- [PROMPT]:
If a line in the records contains the string "subtitle", show that line.

- [Records contained in a dataset]:
>>>
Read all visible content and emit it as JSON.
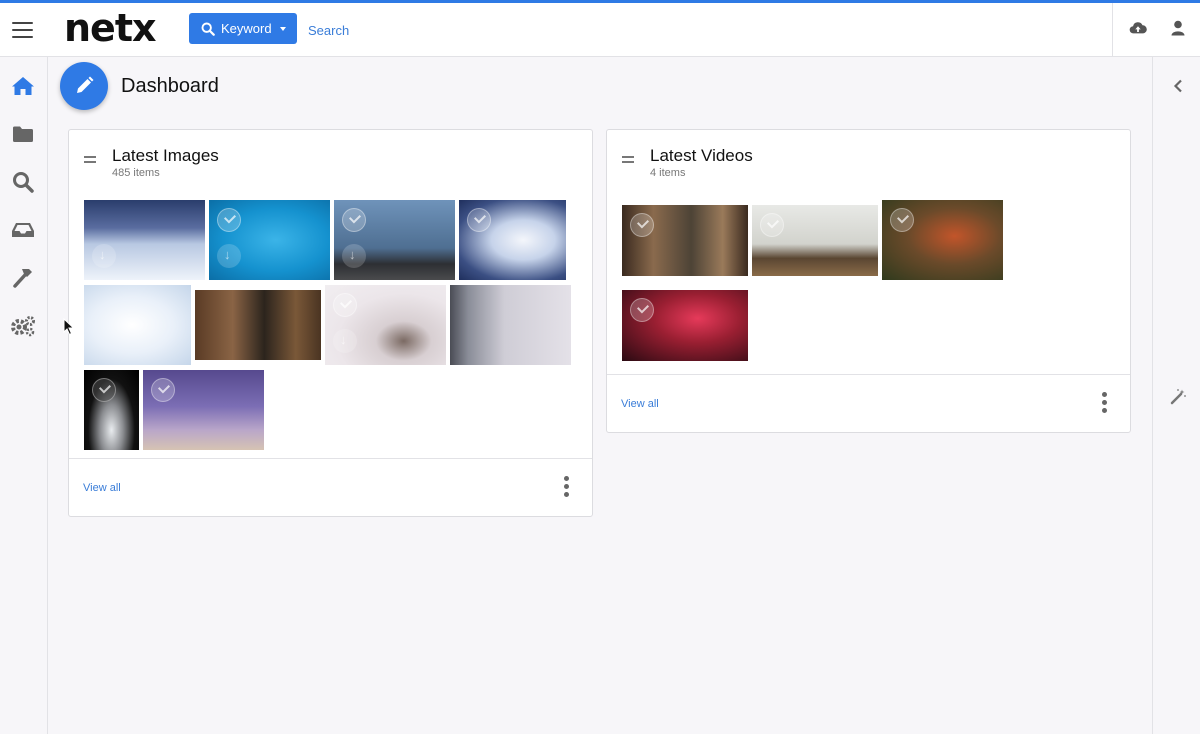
{
  "app": {
    "logo": "netx"
  },
  "search": {
    "mode_label": "Keyword",
    "placeholder": "Search"
  },
  "page": {
    "title": "Dashboard"
  },
  "cards": {
    "images": {
      "title": "Latest Images",
      "count": "485 items",
      "view_all": "View all"
    },
    "videos": {
      "title": "Latest Videos",
      "count": "4 items",
      "view_all": "View all"
    }
  },
  "nav": {
    "items": [
      "home-icon",
      "folder-icon",
      "search-icon",
      "inbox-icon",
      "hammer-icon",
      "gears-icon"
    ]
  },
  "colors": {
    "accent": "#2f7ae5",
    "link": "#3a7dd8"
  }
}
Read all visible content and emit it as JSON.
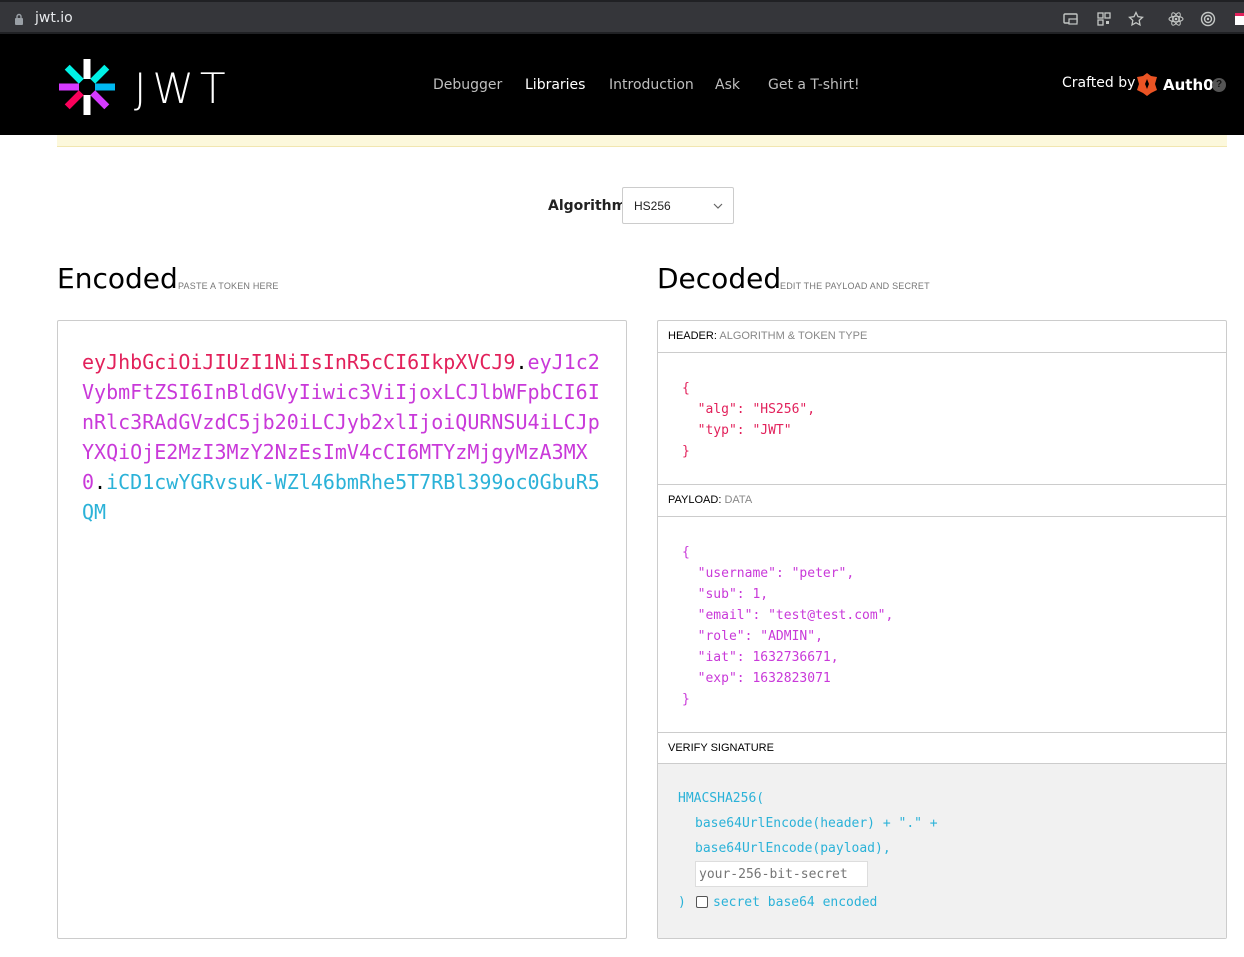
{
  "browser": {
    "url": "jwt.io"
  },
  "nav": {
    "items": [
      "Debugger",
      "Libraries",
      "Introduction",
      "Ask",
      "Get a T-shirt!"
    ],
    "active": "Libraries",
    "crafted_by": "Crafted by",
    "brand": "Auth0",
    "help": "?"
  },
  "logo": {
    "text": "JWT"
  },
  "algorithm": {
    "label": "Algorithm",
    "value": "HS256"
  },
  "encoded": {
    "title": "Encoded",
    "subtitle": "PASTE A TOKEN HERE",
    "header_part": "eyJhbGciOiJIUzI1NiIsInR5cCI6IkpXVCJ9",
    "payload_part": "eyJ1c2VybmFtZSI6InBldGVyIiwic3ViIjoxLCJlbWFpbCI6InRlc3RAdGVzdC5jb20iLCJyb2xlIjoiQURNSU4iLCJpYXQiOjE2MzI3MzY2NzEsImV4cCI6MTYzMjgyMzA3MX0",
    "signature_part": "iCD1cwYGRvsuK-WZl46bmRhe5T7RBl399oc0GbuR5QM",
    "dot": "."
  },
  "decoded": {
    "title": "Decoded",
    "subtitle": "EDIT THE PAYLOAD AND SECRET",
    "header_label": "HEADER:",
    "header_label_light": "ALGORITHM & TOKEN TYPE",
    "payload_label": "PAYLOAD:",
    "payload_label_light": "DATA",
    "verify_label": "VERIFY SIGNATURE",
    "header_json": {
      "open": "{",
      "close": "}",
      "alg_key": "\"alg\"",
      "alg_val": "\"HS256\"",
      "typ_key": "\"typ\"",
      "typ_val": "\"JWT\""
    },
    "payload_json": {
      "open": "{",
      "close": "}",
      "username_key": "\"username\"",
      "username_val": "\"peter\"",
      "sub_key": "\"sub\"",
      "sub_val": "1",
      "email_key": "\"email\"",
      "email_val": "\"test@test.com\"",
      "role_key": "\"role\"",
      "role_val": "\"ADMIN\"",
      "iat_key": "\"iat\"",
      "iat_val": "1632736671",
      "exp_key": "\"exp\"",
      "exp_val": "1632823071"
    },
    "signature": {
      "line1": "HMACSHA256(",
      "line2": "base64UrlEncode(header) + \".\" +",
      "line3": "base64UrlEncode(payload),",
      "secret_placeholder": "your-256-bit-secret",
      "close": ")",
      "checkbox_label": "secret base64 encoded"
    }
  },
  "colors": {
    "header": "#e2215b",
    "payload": "#c939d9",
    "signature": "#2bb2d8"
  }
}
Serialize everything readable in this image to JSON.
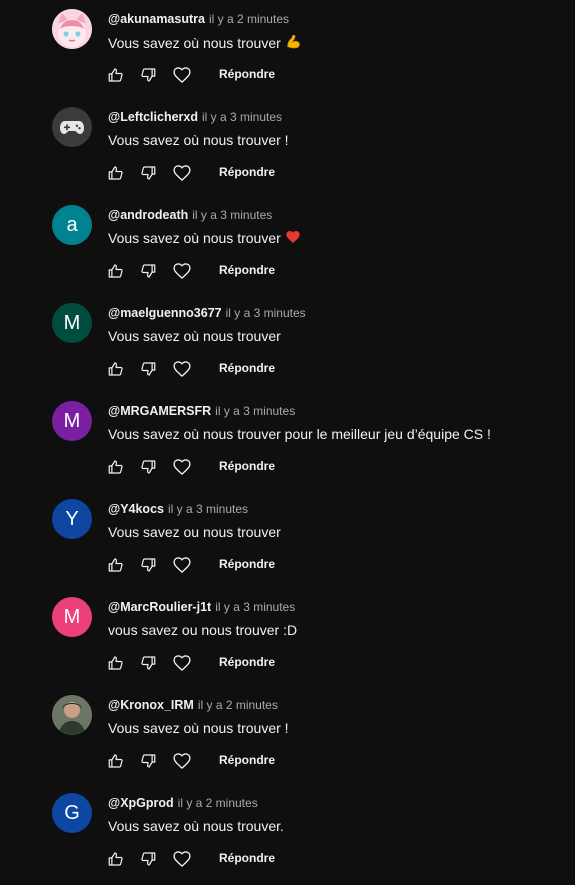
{
  "reply_label": "Répondre",
  "colors": {
    "background": "#0f0f0f",
    "text": "#f1f1f1",
    "secondary_text": "#aaaaaa"
  },
  "comments": [
    {
      "author": "@akunamasutra",
      "time": "il y a 2 minutes",
      "text": "Vous savez où nous trouver",
      "emoji": "flexed-biceps-emoji",
      "avatar": {
        "type": "image",
        "name": "pink-anime-cat-avatar",
        "color": "#f3c4cf"
      }
    },
    {
      "author": "@Leftclicherxd",
      "time": "il y a 3 minutes",
      "text": "Vous savez où nous trouver !",
      "avatar": {
        "type": "icon",
        "name": "gamepad-icon",
        "color": "#3b3b3b"
      }
    },
    {
      "author": "@androdeath",
      "time": "il y a 3 minutes",
      "text": "Vous savez où nous trouver",
      "emoji": "red-heart-emoji",
      "avatar": {
        "type": "letter",
        "letter": "a",
        "color": "#00838f"
      }
    },
    {
      "author": "@maelguenno3677",
      "time": "il y a 3 minutes",
      "text": "Vous savez où nous trouver",
      "avatar": {
        "type": "letter",
        "letter": "M",
        "color": "#004d40"
      }
    },
    {
      "author": "@MRGAMERSFR",
      "time": "il y a 3 minutes",
      "text": "Vous savez où nous trouver pour le meilleur jeu d’équipe CS !",
      "avatar": {
        "type": "letter",
        "letter": "M",
        "color": "#7b1fa2"
      }
    },
    {
      "author": "@Y4kocs",
      "time": "il y a 3 minutes",
      "text": "Vous savez ou nous trouver",
      "avatar": {
        "type": "letter",
        "letter": "Y",
        "color": "#0d47a1"
      }
    },
    {
      "author": "@MarcRoulier-j1t",
      "time": "il y a 3 minutes",
      "text": "vous savez ou nous trouver :D",
      "avatar": {
        "type": "letter",
        "letter": "M",
        "color": "#ec407a"
      }
    },
    {
      "author": "@Kronox_IRM",
      "time": "il y a 2 minutes",
      "text": "Vous savez où nous trouver !",
      "avatar": {
        "type": "image",
        "name": "portrait-photo-avatar",
        "color": "#4e5b4a"
      }
    },
    {
      "author": "@XpGprod",
      "time": "il y a 2 minutes",
      "text": "Vous savez où nous trouver.",
      "avatar": {
        "type": "letter",
        "letter": "G",
        "color": "#0d47a1"
      }
    }
  ]
}
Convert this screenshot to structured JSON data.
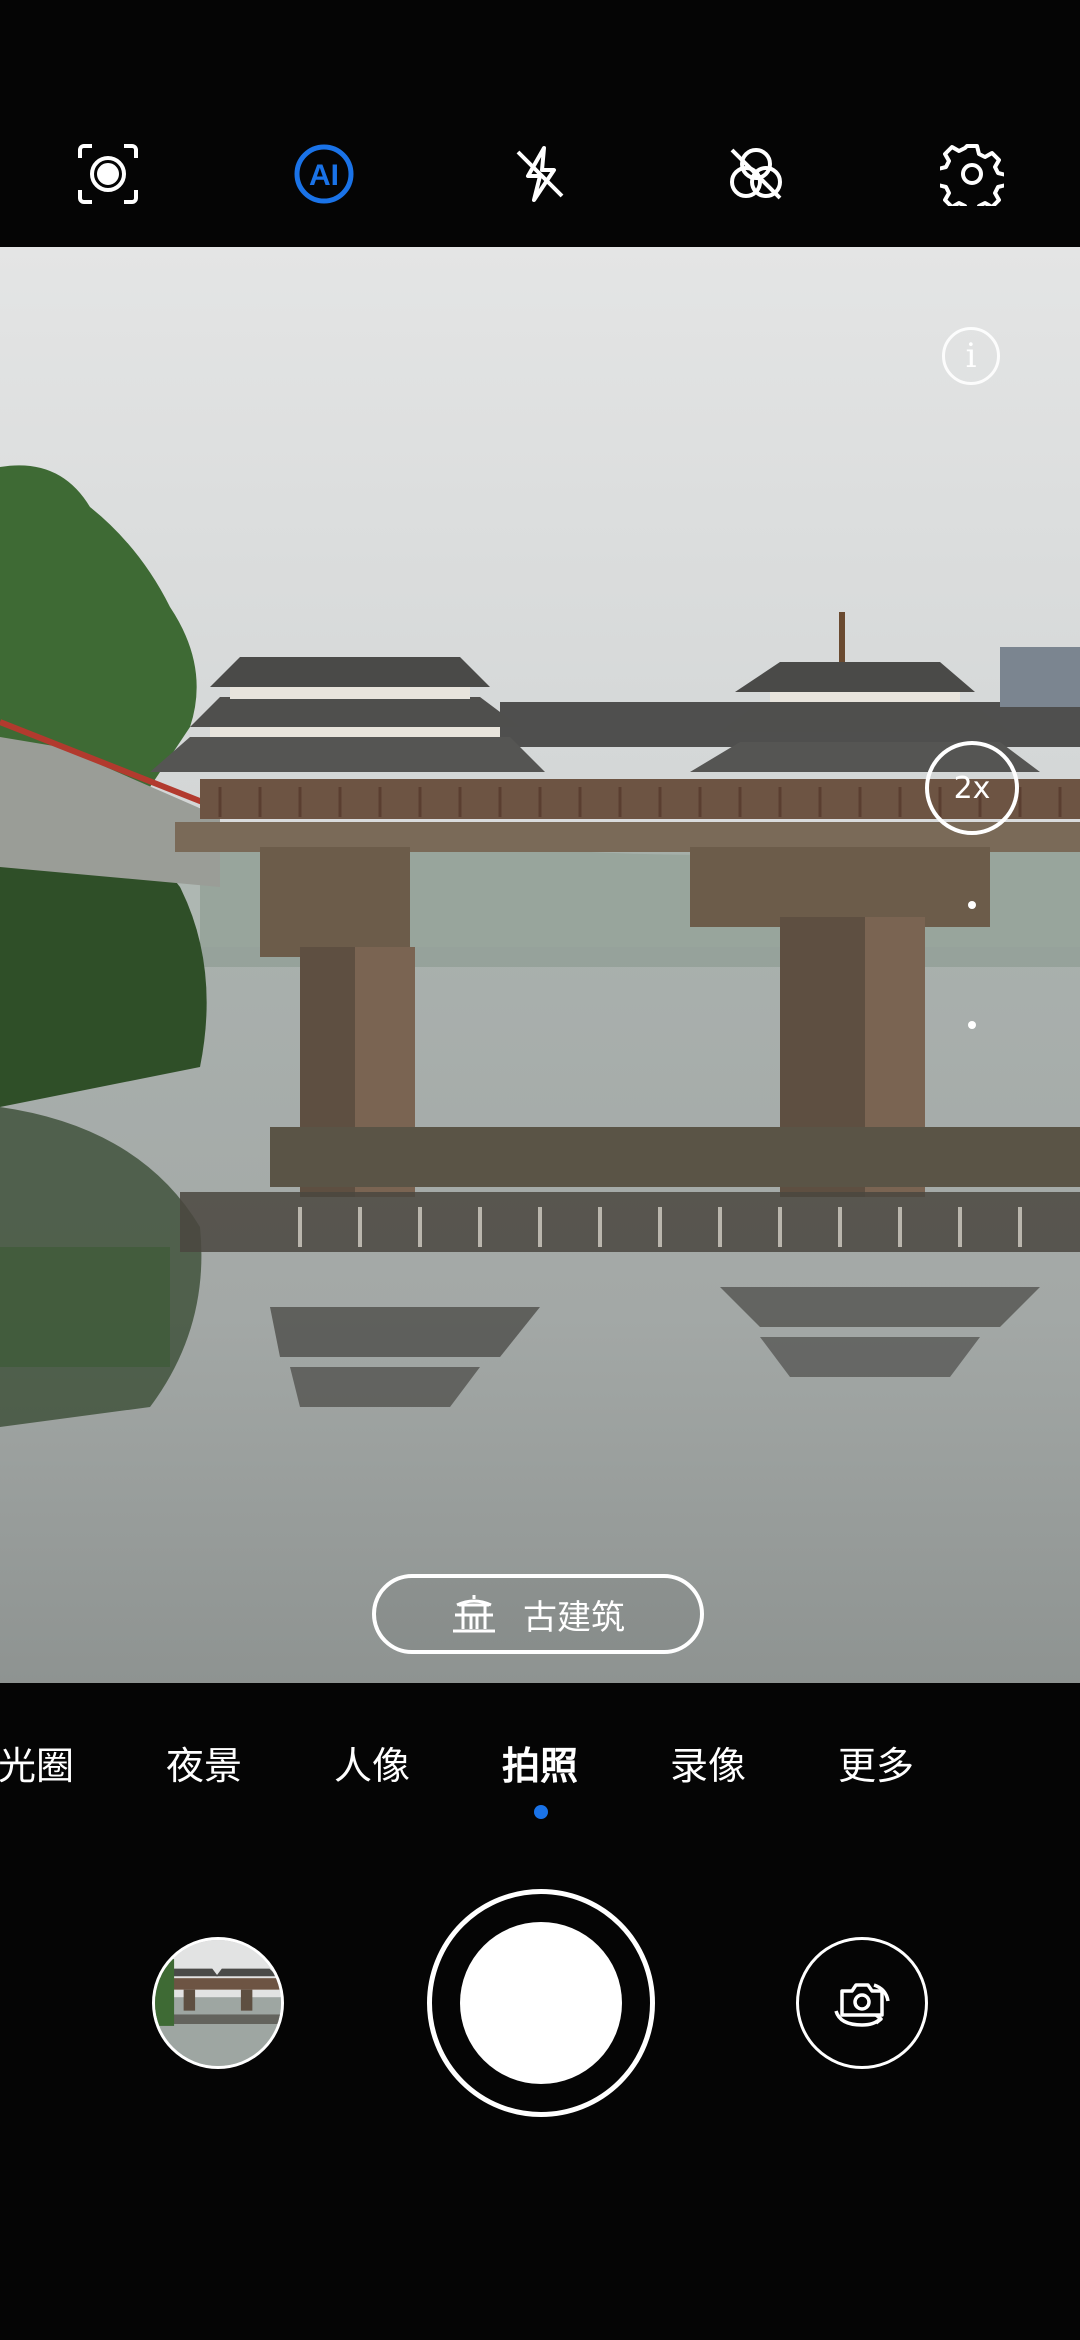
{
  "top_bar": {
    "icons": [
      "mirror-selfie-icon",
      "ai-icon",
      "flash-off-icon",
      "filter-off-icon",
      "settings-gear-icon"
    ],
    "ai_label": "AI",
    "ai_color": "#1a73e8"
  },
  "viewfinder": {
    "info_label": "i",
    "zoom_label": "2x",
    "scene_tag": {
      "icon": "ancient-building-icon",
      "label": "古建筑"
    }
  },
  "modes": {
    "items": [
      "光圈",
      "夜景",
      "人像",
      "拍照",
      "录像",
      "更多"
    ],
    "active": "拍照",
    "active_color": "#1a73e8"
  },
  "controls": {
    "gallery_thumbnail": "gallery-thumbnail",
    "shutter": "shutter-button",
    "switch_camera": "switch-camera-icon"
  }
}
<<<
- [EXERCISE OUTPUT]:
    "subtitle": "PASTE A TOKEN HERE",
    "subtitle": "EDIT THE PAYLOAD AND SECRET",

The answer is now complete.